Nesta is a British reality created in 1998 by the Government led by Tony Blair thanks to a Â£250 million endowment guaranteed by the UK’s National Lottery. Since then, the foundation has become one of the world’s most active in the field of innovation. Its goal is to find ideas that can be transformed into projects and services that have a commercial, cultural or social potential. Over the years, Nesta then expanded its range of activities to other areas such as health, education, arts and creativity.
It is around these themes (and their intersections) that the agreement between the British and Italian foundations should be structured. They are, by the way, very dear to the Compagnia di San Paolo, who is the main director behind the operation.
It is easy to see that if everything goes right, Nesta could put together a series of collaborations in the city, first with SocialFare–Social Renaissance, the accelerator of start-ups dedicated to social innovation, a matter that is one of the key focus areas of the British foundation. Other natural interlocutors could be the operational organs of the Turin foundation, such as the School Foundation or the Links [Leading Innovation and Knowledge for Society] Foundation.

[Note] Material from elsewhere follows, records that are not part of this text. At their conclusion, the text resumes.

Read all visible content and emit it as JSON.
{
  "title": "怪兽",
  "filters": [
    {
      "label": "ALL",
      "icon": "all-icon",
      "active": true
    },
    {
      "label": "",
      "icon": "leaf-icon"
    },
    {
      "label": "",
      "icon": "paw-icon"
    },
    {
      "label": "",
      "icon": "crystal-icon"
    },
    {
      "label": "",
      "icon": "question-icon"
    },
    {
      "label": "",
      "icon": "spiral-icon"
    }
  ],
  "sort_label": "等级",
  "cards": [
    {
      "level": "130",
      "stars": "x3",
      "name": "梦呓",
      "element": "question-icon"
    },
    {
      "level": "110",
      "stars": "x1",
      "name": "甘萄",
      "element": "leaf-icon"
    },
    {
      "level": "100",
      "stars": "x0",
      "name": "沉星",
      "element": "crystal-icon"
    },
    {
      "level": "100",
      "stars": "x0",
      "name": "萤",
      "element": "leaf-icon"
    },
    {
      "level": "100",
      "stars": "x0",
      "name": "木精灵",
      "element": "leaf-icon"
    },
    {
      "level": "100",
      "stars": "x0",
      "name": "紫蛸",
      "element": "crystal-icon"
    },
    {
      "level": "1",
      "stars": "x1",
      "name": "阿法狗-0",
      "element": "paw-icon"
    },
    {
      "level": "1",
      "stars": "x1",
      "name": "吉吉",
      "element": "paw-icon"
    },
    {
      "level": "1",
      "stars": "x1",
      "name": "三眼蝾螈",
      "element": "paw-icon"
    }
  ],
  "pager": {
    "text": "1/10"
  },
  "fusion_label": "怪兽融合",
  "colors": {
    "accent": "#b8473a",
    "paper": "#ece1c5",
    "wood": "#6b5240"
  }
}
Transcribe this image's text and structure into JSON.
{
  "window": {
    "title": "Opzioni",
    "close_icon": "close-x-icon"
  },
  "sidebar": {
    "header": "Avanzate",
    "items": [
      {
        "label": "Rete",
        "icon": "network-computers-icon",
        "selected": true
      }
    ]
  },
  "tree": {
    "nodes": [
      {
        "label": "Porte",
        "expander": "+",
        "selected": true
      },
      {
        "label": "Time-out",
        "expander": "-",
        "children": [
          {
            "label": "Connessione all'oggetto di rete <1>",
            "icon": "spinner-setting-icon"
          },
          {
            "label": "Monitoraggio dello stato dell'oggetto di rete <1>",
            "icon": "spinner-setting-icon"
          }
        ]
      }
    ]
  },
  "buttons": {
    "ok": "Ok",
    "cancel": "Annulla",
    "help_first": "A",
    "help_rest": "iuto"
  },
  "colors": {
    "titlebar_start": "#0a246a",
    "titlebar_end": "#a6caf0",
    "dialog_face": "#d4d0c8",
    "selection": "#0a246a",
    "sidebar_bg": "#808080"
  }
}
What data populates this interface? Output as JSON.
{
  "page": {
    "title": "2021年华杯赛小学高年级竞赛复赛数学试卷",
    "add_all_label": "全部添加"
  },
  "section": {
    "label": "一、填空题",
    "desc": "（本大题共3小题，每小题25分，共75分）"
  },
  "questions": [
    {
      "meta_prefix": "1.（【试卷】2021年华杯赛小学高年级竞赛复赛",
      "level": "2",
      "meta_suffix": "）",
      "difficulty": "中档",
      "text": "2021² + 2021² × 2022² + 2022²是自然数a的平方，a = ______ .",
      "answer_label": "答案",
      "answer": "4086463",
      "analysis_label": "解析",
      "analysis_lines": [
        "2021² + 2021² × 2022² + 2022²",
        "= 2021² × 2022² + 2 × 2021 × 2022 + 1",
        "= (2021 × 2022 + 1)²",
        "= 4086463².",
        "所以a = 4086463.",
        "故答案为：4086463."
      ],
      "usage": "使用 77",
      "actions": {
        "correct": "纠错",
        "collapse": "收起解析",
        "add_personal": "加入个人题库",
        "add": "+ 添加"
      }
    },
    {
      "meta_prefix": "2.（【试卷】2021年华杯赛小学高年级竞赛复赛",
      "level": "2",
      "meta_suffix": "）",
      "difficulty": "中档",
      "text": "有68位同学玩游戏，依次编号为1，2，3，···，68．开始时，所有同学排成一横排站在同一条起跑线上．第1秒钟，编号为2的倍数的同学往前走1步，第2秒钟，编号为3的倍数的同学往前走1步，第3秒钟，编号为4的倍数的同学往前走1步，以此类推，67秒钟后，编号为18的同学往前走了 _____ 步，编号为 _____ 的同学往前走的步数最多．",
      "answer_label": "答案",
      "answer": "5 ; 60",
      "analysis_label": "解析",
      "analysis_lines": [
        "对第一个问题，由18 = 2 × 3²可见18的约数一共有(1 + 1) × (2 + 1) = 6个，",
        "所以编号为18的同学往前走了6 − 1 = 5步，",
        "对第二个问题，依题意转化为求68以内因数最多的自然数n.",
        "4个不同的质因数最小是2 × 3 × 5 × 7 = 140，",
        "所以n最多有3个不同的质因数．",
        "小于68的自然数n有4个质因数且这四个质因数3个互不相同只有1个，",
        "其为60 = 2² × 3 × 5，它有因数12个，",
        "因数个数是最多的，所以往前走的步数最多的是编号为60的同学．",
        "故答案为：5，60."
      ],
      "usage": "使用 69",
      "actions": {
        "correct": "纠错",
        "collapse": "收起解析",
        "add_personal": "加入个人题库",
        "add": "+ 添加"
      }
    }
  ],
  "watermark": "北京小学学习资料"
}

No details have been released yet on the amounts involved or how the operation will be structured. Both the Compagnia di San Paolo and Nesta respond with a laconic “no comment”, also because the discussion is ongoing and the moment is delicate.
In 2012 Nesta was transformed from a public entity into a non-profit foundation. Due to its link with the British National Lottery, its activities are mainly concentrated in England, Northern Ireland, Scotland and Wales, but the entity also works globally, especially by learning from the best ideas around the world and realizing international partnerships that enable it to have a greater impact. Hence, the idea of â€‹â€‹creating a bridge with Turin and therefore with Italy. A link that is even more important in view of Britain’s exit from the European Union.
For Turin the negotiation with Nesta is a further confirmation of how the Turin foundations have started to move ever more decisively on an international scale. Proof in point was also the recent appointment of Massimo Lapucci, secretary of the CRT Foundation to the presidency of the European Foundation Centre, which is based in Brussels and counts over 220 member entities from 40 different countries.